- The soil test results you will receive at this time will be very general in nature. Contact your state agronomist to get specific recommendations for your truffle orchard based on your test results. You will want to apply more lime than is recommended on the results form and probably less fertilizer.
- We suggest you submit new soil samples every year so we and you can monitor your soil pH and other factors.
- The recommendations provided with the soil test results will be adjusted as we receive more data on our state truffle orchards and their production.
- Thank you for participating in this research project!
- Questions about the project can be directed to Jeanine_Davis@ncsu.edu
- If you are not currently a member of the North American Truffle Growers Association, we strongly suggest you join.
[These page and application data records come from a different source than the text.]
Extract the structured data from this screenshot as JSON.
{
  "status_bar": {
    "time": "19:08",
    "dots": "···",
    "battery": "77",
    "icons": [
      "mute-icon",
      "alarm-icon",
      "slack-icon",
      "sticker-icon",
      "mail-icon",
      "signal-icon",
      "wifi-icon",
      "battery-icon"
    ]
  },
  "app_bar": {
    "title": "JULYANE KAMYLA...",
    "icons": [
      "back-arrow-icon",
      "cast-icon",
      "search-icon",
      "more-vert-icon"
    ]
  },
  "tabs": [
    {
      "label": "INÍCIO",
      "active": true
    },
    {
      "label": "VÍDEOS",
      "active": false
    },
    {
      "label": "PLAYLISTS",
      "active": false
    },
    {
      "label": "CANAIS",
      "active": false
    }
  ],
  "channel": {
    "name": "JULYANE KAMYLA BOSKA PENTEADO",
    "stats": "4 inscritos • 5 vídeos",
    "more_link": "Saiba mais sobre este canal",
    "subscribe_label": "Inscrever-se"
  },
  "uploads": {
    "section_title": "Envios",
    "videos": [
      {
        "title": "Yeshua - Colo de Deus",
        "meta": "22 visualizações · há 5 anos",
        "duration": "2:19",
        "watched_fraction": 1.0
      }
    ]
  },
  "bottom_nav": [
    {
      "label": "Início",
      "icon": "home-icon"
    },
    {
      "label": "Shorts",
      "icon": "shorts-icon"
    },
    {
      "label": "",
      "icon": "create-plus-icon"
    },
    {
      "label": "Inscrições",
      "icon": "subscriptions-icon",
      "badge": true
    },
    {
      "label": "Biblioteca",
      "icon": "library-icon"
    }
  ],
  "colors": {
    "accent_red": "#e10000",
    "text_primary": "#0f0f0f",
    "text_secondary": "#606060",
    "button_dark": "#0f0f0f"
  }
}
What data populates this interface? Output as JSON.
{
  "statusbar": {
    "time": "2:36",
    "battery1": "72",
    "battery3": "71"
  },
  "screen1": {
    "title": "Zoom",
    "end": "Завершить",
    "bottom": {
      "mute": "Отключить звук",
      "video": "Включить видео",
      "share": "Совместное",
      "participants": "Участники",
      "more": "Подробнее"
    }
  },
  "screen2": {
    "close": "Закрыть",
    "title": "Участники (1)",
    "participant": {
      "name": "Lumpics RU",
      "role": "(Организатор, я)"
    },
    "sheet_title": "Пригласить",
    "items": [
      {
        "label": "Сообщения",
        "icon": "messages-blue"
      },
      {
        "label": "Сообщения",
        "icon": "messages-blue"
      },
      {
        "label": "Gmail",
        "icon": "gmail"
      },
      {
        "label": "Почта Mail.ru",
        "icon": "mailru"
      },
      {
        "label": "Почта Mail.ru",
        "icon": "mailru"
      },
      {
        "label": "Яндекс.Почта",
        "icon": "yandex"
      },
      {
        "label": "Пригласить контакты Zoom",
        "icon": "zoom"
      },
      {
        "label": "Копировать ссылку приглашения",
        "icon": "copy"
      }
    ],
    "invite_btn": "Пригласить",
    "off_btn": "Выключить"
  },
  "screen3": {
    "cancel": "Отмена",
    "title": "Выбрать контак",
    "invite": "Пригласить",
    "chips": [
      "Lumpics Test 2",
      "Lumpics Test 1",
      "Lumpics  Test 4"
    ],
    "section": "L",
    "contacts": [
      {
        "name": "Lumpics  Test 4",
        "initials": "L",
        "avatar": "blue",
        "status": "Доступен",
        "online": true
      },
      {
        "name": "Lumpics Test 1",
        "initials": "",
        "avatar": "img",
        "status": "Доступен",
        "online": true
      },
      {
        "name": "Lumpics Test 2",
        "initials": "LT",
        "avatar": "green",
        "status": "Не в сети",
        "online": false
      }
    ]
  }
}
It is the only forum available for truffle growers, researchers, industry reps, and extension personnel to exchange information relevant to growing truffles in our region.
A big thank you to the former Haywood County Extension Agent, Sam Marshall, and NC State University horticulture employee, Katie Learn, for creating the video for us; to truffle growers and NATGA member, Brian Upchurch and Richard Franks for encouraging us to do this; and to Dr. Michelle McGinnis, former Agronomic Field Services Section Chief at NCDA&CS for making this possible.
Jeanine Davis, Extension Specialist, NC Alternative Crops and Organics Program, Department of Horticultural Science, NC State University